START Dataset extract

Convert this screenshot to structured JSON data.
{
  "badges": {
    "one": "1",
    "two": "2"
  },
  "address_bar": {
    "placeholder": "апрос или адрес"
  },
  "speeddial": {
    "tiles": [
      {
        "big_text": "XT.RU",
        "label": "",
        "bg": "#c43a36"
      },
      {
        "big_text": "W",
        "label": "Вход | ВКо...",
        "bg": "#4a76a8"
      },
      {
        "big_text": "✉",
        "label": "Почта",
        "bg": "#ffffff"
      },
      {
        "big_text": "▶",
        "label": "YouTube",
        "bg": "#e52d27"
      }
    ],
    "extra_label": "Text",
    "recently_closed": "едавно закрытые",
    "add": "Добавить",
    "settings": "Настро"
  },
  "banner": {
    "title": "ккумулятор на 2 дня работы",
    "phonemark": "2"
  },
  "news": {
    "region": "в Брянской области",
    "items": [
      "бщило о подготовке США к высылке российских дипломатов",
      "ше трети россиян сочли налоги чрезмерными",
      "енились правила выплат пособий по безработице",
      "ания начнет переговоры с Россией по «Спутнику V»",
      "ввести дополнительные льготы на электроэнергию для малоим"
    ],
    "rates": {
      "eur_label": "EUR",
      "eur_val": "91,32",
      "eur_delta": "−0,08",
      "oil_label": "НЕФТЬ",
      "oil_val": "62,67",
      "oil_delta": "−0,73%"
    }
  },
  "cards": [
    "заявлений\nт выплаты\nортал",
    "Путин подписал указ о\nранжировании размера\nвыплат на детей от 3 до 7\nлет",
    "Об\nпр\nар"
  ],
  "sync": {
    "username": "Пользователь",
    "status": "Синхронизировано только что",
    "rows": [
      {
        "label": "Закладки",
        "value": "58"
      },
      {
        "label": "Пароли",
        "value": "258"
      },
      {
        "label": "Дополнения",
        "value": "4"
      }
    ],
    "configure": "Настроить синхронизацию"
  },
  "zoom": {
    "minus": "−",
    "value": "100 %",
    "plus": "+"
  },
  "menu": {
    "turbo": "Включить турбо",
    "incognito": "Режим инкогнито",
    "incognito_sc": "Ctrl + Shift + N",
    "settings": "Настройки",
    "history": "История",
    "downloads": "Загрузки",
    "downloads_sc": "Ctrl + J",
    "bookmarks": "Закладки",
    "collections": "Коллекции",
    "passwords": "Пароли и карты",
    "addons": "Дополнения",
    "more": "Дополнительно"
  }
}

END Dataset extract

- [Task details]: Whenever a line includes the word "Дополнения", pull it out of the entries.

- [Final answer]:
        "label": "Дополнения",
    "addons": "Дополнения",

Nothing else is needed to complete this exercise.